Page and application data records
+ + + +
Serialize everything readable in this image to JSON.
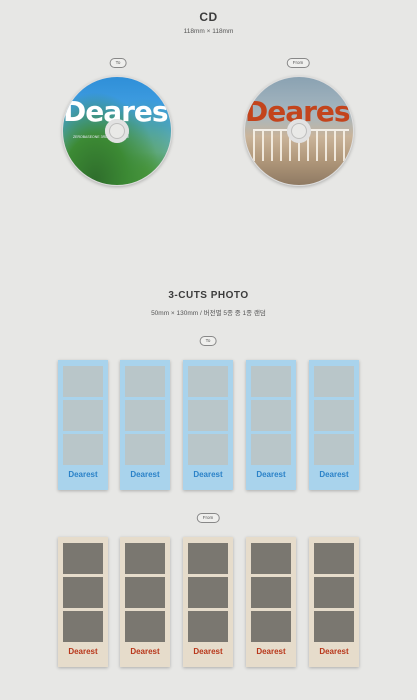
{
  "cd_section": {
    "title": "CD",
    "size": "118mm × 118mm",
    "discs": [
      {
        "tag": "To",
        "title": "Dearest",
        "caption": "ZEROBASEONE 3RD MINI ALBUM"
      },
      {
        "tag": "From",
        "title": "Dearest"
      }
    ]
  },
  "photo_section": {
    "title": "3-CUTS PHOTO",
    "size": "50mm × 130mm / 버전별 5종 중 1종 랜덤",
    "to_tag": "To",
    "from_tag": "From",
    "to_strips": [
      {
        "label": "Dearest"
      },
      {
        "label": "Dearest"
      },
      {
        "label": "Dearest"
      },
      {
        "label": "Dearest"
      },
      {
        "label": "Dearest"
      }
    ],
    "from_strips": [
      {
        "label": "Dearest"
      },
      {
        "label": "Dearest"
      },
      {
        "label": "Dearest"
      },
      {
        "label": "Dearest"
      },
      {
        "label": "Dearest"
      }
    ]
  },
  "colors": {
    "background": "#e7e7e5",
    "to_strip": "#a9d3ec",
    "to_label": "#2b82c8",
    "from_strip": "#e6dccb",
    "from_label": "#b8361a"
  }
}
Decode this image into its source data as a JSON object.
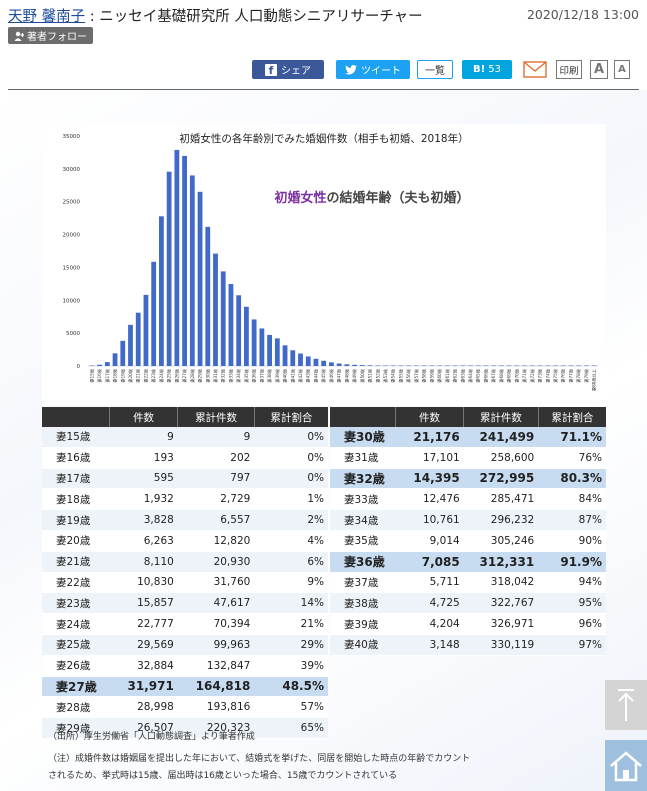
{
  "header": {
    "author": "天野 馨南子",
    "affiliation": " : ニッセイ基礎研究所 人口動態シニアリサーチャー",
    "date": "2020/12/18 13:00",
    "follow_label": "著者フォロー"
  },
  "share": {
    "facebook": "シェア",
    "twitter": "ツイート",
    "list": "一覧",
    "hatena_logo": "B!",
    "hatena_count": "53",
    "print": "印刷",
    "font_large": "A",
    "font_small": "A"
  },
  "chart_data": {
    "type": "bar",
    "title": "初婚女性の各年齢別でみた婚姻件数（相手も初婚、2018年）",
    "annotation": {
      "highlight": "初婚女性",
      "rest": "の結婚年齢（夫も初婚）"
    },
    "color": "#4169c8",
    "annotation_color": "#7b2fa0",
    "ylim": [
      0,
      35000
    ],
    "yticks": [
      "0",
      "5000",
      "10000",
      "15000",
      "20000",
      "25000",
      "30000",
      "35000"
    ],
    "categories": [
      "妻15歳",
      "妻16歳",
      "妻17歳",
      "妻18歳",
      "妻19歳",
      "妻20歳",
      "妻21歳",
      "妻22歳",
      "妻23歳",
      "妻24歳",
      "妻25歳",
      "妻26歳",
      "妻27歳",
      "妻28歳",
      "妻29歳",
      "妻30歳",
      "妻31歳",
      "妻32歳",
      "妻33歳",
      "妻34歳",
      "妻35歳",
      "妻36歳",
      "妻37歳",
      "妻38歳",
      "妻39歳",
      "妻40歳",
      "妻41歳",
      "妻42歳",
      "妻43歳",
      "妻44歳",
      "妻45歳",
      "妻46歳",
      "妻47歳",
      "妻48歳",
      "妻49歳",
      "妻50歳",
      "妻51歳",
      "妻52歳",
      "妻53歳",
      "妻54歳",
      "妻55歳",
      "妻56歳",
      "妻57歳",
      "妻58歳",
      "妻59歳",
      "妻60歳",
      "妻61歳",
      "妻62歳",
      "妻63歳",
      "妻64歳",
      "妻65歳",
      "妻66歳",
      "妻67歳",
      "妻68歳",
      "妻69歳",
      "妻70歳",
      "妻71歳",
      "妻72歳",
      "妻73歳",
      "妻74歳",
      "妻75歳",
      "妻76歳",
      "妻77歳",
      "妻78歳",
      "妻79歳",
      "妻80歳以上"
    ],
    "values": [
      9,
      193,
      595,
      1932,
      3828,
      6263,
      8110,
      10830,
      15857,
      22777,
      29569,
      32884,
      31971,
      28998,
      26507,
      21176,
      17101,
      14395,
      12476,
      10761,
      9014,
      7085,
      5711,
      4725,
      4204,
      3148,
      2400,
      1900,
      1450,
      1100,
      800,
      550,
      380,
      260,
      180,
      130,
      100,
      80,
      60,
      50,
      40,
      30,
      25,
      20,
      15,
      12,
      10,
      8,
      7,
      6,
      5,
      4,
      4,
      3,
      3,
      2,
      2,
      2,
      1,
      1,
      1,
      1,
      1,
      1,
      1,
      1
    ]
  },
  "table_left": {
    "headers": [
      "",
      "件数",
      "累計件数",
      "累計割合"
    ],
    "rows": [
      {
        "label": "妻15歳",
        "count": "9",
        "cum": "9",
        "pct": "0%",
        "hl": false
      },
      {
        "label": "妻16歳",
        "count": "193",
        "cum": "202",
        "pct": "0%",
        "hl": false
      },
      {
        "label": "妻17歳",
        "count": "595",
        "cum": "797",
        "pct": "0%",
        "hl": false
      },
      {
        "label": "妻18歳",
        "count": "1,932",
        "cum": "2,729",
        "pct": "1%",
        "hl": false
      },
      {
        "label": "妻19歳",
        "count": "3,828",
        "cum": "6,557",
        "pct": "2%",
        "hl": false
      },
      {
        "label": "妻20歳",
        "count": "6,263",
        "cum": "12,820",
        "pct": "4%",
        "hl": false
      },
      {
        "label": "妻21歳",
        "count": "8,110",
        "cum": "20,930",
        "pct": "6%",
        "hl": false
      },
      {
        "label": "妻22歳",
        "count": "10,830",
        "cum": "31,760",
        "pct": "9%",
        "hl": false
      },
      {
        "label": "妻23歳",
        "count": "15,857",
        "cum": "47,617",
        "pct": "14%",
        "hl": false
      },
      {
        "label": "妻24歳",
        "count": "22,777",
        "cum": "70,394",
        "pct": "21%",
        "hl": false
      },
      {
        "label": "妻25歳",
        "count": "29,569",
        "cum": "99,963",
        "pct": "29%",
        "hl": false
      },
      {
        "label": "妻26歳",
        "count": "32,884",
        "cum": "132,847",
        "pct": "39%",
        "hl": false
      },
      {
        "label": "妻27歳",
        "count": "31,971",
        "cum": "164,818",
        "pct": "48.5%",
        "hl": true
      },
      {
        "label": "妻28歳",
        "count": "28,998",
        "cum": "193,816",
        "pct": "57%",
        "hl": false
      },
      {
        "label": "妻29歳",
        "count": "26,507",
        "cum": "220,323",
        "pct": "65%",
        "hl": false
      }
    ]
  },
  "table_right": {
    "headers": [
      "",
      "件数",
      "累計件数",
      "累計割合"
    ],
    "rows": [
      {
        "label": "妻30歳",
        "count": "21,176",
        "cum": "241,499",
        "pct": "71.1%",
        "hl": true
      },
      {
        "label": "妻31歳",
        "count": "17,101",
        "cum": "258,600",
        "pct": "76%",
        "hl": false
      },
      {
        "label": "妻32歳",
        "count": "14,395",
        "cum": "272,995",
        "pct": "80.3%",
        "hl": true
      },
      {
        "label": "妻33歳",
        "count": "12,476",
        "cum": "285,471",
        "pct": "84%",
        "hl": false
      },
      {
        "label": "妻34歳",
        "count": "10,761",
        "cum": "296,232",
        "pct": "87%",
        "hl": false
      },
      {
        "label": "妻35歳",
        "count": "9,014",
        "cum": "305,246",
        "pct": "90%",
        "hl": false
      },
      {
        "label": "妻36歳",
        "count": "7,085",
        "cum": "312,331",
        "pct": "91.9%",
        "hl": true
      },
      {
        "label": "妻37歳",
        "count": "5,711",
        "cum": "318,042",
        "pct": "94%",
        "hl": false
      },
      {
        "label": "妻38歳",
        "count": "4,725",
        "cum": "322,767",
        "pct": "95%",
        "hl": false
      },
      {
        "label": "妻39歳",
        "count": "4,204",
        "cum": "326,971",
        "pct": "96%",
        "hl": false
      },
      {
        "label": "妻40歳",
        "count": "3,148",
        "cum": "330,119",
        "pct": "97%",
        "hl": false
      }
    ]
  },
  "source": "（出所）厚生労働省「人口動態調査」より筆者作成",
  "note": "（注）成婚件数は婚姻届を提出した年において、結婚式を挙げた、同居を開始した時点の年齢でカウントされるため、挙式時は15歳、届出時は16歳といった場合、15歳でカウントされている",
  "icons": {
    "to_top": "arrow-up-icon",
    "home": "home-icon"
  }
}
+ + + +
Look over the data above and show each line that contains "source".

### ANSWER FOR THE TASK
Decode this image into its source data as a JSON object.
  "source": "（出所）厚生労働省「人口動態調査」より筆者作成",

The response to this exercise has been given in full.